WORK INSTRUCTION -> All entries below must be reproduced without a single change.

STORED DATA ->
· · · ·

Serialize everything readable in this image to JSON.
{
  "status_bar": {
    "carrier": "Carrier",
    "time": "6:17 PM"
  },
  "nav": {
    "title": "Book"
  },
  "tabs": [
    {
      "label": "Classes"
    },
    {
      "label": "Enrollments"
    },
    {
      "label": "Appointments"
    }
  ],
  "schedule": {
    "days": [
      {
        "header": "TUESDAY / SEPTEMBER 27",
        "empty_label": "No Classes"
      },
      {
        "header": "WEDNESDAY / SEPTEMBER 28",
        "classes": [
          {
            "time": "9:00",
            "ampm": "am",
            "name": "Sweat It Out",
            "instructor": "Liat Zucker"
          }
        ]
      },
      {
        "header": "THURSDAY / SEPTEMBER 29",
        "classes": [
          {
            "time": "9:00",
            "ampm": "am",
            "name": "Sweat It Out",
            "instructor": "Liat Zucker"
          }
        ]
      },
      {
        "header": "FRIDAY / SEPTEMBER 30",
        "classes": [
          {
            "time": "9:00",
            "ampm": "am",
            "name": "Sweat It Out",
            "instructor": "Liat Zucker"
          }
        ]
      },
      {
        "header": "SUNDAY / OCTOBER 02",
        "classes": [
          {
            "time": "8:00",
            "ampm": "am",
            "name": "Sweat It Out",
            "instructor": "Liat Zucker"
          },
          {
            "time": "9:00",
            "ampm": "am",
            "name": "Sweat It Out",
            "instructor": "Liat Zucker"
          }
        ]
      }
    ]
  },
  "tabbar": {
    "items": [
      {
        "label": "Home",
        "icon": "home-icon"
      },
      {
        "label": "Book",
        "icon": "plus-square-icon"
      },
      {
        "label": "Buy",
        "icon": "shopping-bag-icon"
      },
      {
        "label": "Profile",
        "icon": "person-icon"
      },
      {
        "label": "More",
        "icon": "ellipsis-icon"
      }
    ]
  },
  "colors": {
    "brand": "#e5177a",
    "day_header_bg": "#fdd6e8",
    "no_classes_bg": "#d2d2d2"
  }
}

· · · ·

RESULT ->
Serialize everything readable in this image to JSON.
{
  "status_bar": {
    "carrier": "Carrier",
    "time": "6:17 PM"
  },
  "nav": {
    "title": "Book"
  },
  "tabs": [
    {
      "label": "Classes"
    },
    {
      "label": "Enrollments"
    },
    {
      "label": "Appointments"
    }
  ],
  "schedule": {
    "days": [
      {
        "header": "TUESDAY / SEPTEMBER 27",
        "empty_label": "No Classes"
      },
      {
        "header": "WEDNESDAY / SEPTEMBER 28",
        "classes": [
          {
            "time": "9:00",
            "ampm": "am",
            "name": "Sweat It Out",
            "instructor": "Liat Zucker"
          }
        ]
      },
      {
        "header": "THURSDAY / SEPTEMBER 29",
        "classes": [
          {
            "time": "9:00",
            "ampm": "am",
            "name": "Sweat It Out",
            "instructor": "Liat Zucker"
          }
        ]
      },
      {
        "header": "FRIDAY / SEPTEMBER 30",
        "classes": [
          {
            "time": "9:00",
            "ampm": "am",
            "name": "Sweat It Out",
            "instructor": "Liat Zucker"
          }
        ]
      },
      {
        "header": "SUNDAY / OCTOBER 02",
        "classes": [
          {
            "time": "8:00",
            "ampm": "am",
            "name": "Sweat It Out",
            "instructor": "Liat Zucker"
          },
          {
            "time": "9:00",
            "ampm": "am",
            "name": "Sweat It Out",
            "instructor": "Liat Zucker"
          }
        ]
      }
    ]
  },
  "tabbar": {
    "items": [
      {
        "label": "Home",
        "icon": "home-icon"
      },
      {
        "label": "Book",
        "icon": "plus-square-icon"
      },
      {
        "label": "Buy",
        "icon": "shopping-bag-icon"
      },
      {
        "label": "Profile",
        "icon": "person-icon"
      },
      {
        "label": "More",
        "icon": "ellipsis-icon"
      }
    ]
  },
  "colors": {
    "brand": "#e5177a",
    "day_header_bg": "#fdd6e8",
    "no_classes_bg": "#d2d2d2"
  }
}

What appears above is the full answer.